Update, 19 Jan: I'd like to see enough material that would fill about a 10-15 minute in-class presentation. It should be related to the research you're doing for your term project; my hope is that working on this project will actually help you revise your paper. But please, do not just read from your paper into a camera or microphone.

In various e-mail exchanges with students, among the suggestions I have made or approved include:

  • A YouTube video (showing gameplay with your commentary; it doesn't need to be as fancy as the IF videos I made with Peter -- you could do it in the style of the Civlization III and TimezAttack videos, instead.)
  • A podcast (along the lines of the "What is Fun?" audio clip from earlier in the term).
  • An informative, richly-linked, blog entry (along the lines of Leslie Rodriquez's project on Lara Croft)
  • A simple Scratch game, or a series of games that illustrate various issues from the course (there's a passage in the Scratch tutorial where I make the ball say "You killed me!" when you lose a point, and then I change it to say "Let's try again!" Even while I was making the video, I was surprised at the effect of making my creation talk to me like that.)
  • A simple interactive fiction game that illustrates a point you want to make. (Those of you with the skills to do this, you already know who you are.)
  • I am open to suggestions. Be creative; demonstrate your ability to apply what you learned; support a specific, non-obvious argument, rather than just listing interesting things you've found about cool stuff.

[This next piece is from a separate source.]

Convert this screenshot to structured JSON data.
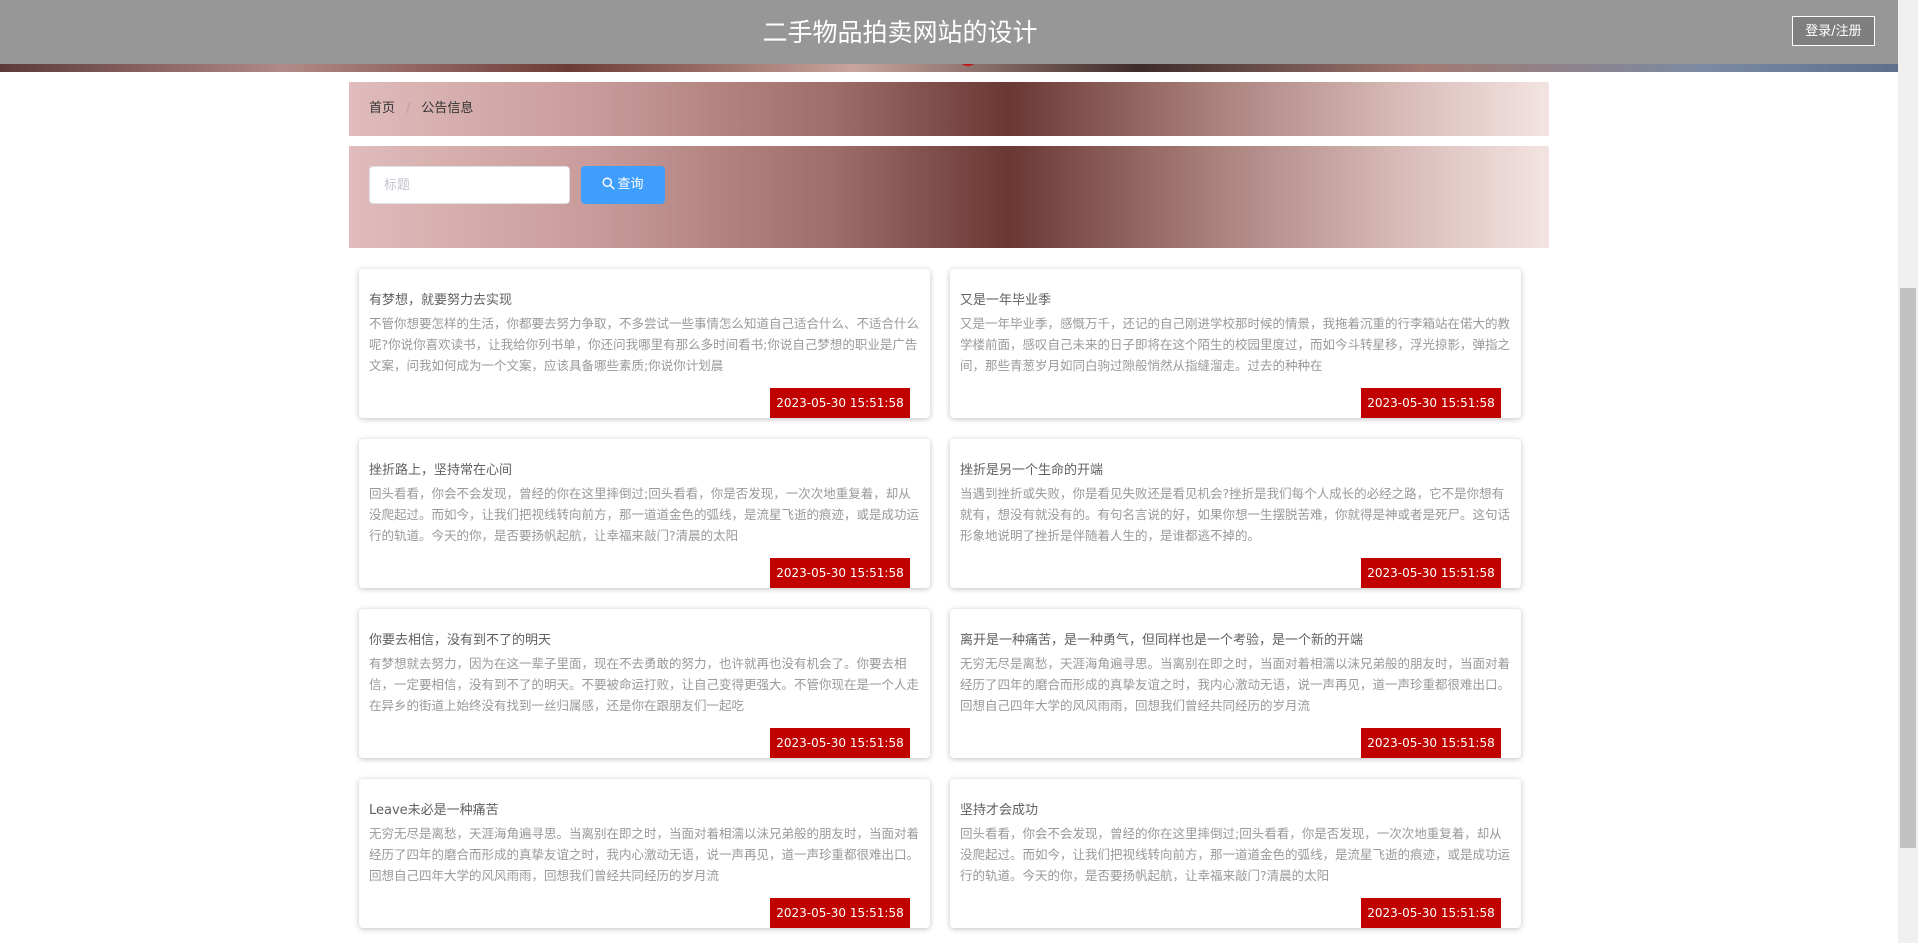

Create a web page that links to all your resources, with a brief "how to" that mentions any special tools or techniques you used, or any particular difficulties you're proud of overcoming.



What exactly are you looking for in these presentations? I would like to do something relating to classic games.

When are the presentations due?

Where are the guidelines for these presentations? I think they are due Thursday and Friday.

Whoops, I was so busy marking the drafts I wasn't following this thread. I've updated the page.

Are we allowed to just sample audio/video of games from different sites? Will we get in trouble in any way shape or form? or does citing those sites/games take care of that?

Great question, Cody.

In copyright law, the "Fair Use" defense means that if you copy or alter someone else's copyrighted material, and they sue you for it, you can defend yourself by saying your use is not copyright infringement when:

* your reuse does not hurt the copyright holder financially
* you used only a small portion of the copyrighted material
* you are using the material for the purpose of study or critique, and/or
* you are creatively re-using the material for the purpose of parody

Technically, anyone can sue anybody, for any reason -- the constitution does not protect us from frivolous lawsuits. But a jury is not likely to award a financial payment for a student using a screenshot or audio clip in a class project.

For academic purposes, you should always cite your source of any material from an outside source, whether copyrighted or not.

Did that answer your question?

I've posted here a copy of the suggestions that were part of last weeks's presubmission report.

Jeremy is right, the syllabus lists Thursday and Friday as the due dates.

If you have something to present on Thursday, I will be happy to give you feedback that you can use, if you wish, to make changes before you present it to the class.

Leave a comment

          1 2
03 04 05 06 07 08 9
10 11 12 13 14 15 16
17 18 19 20 21 22 23
24 25 26 27 28 29 30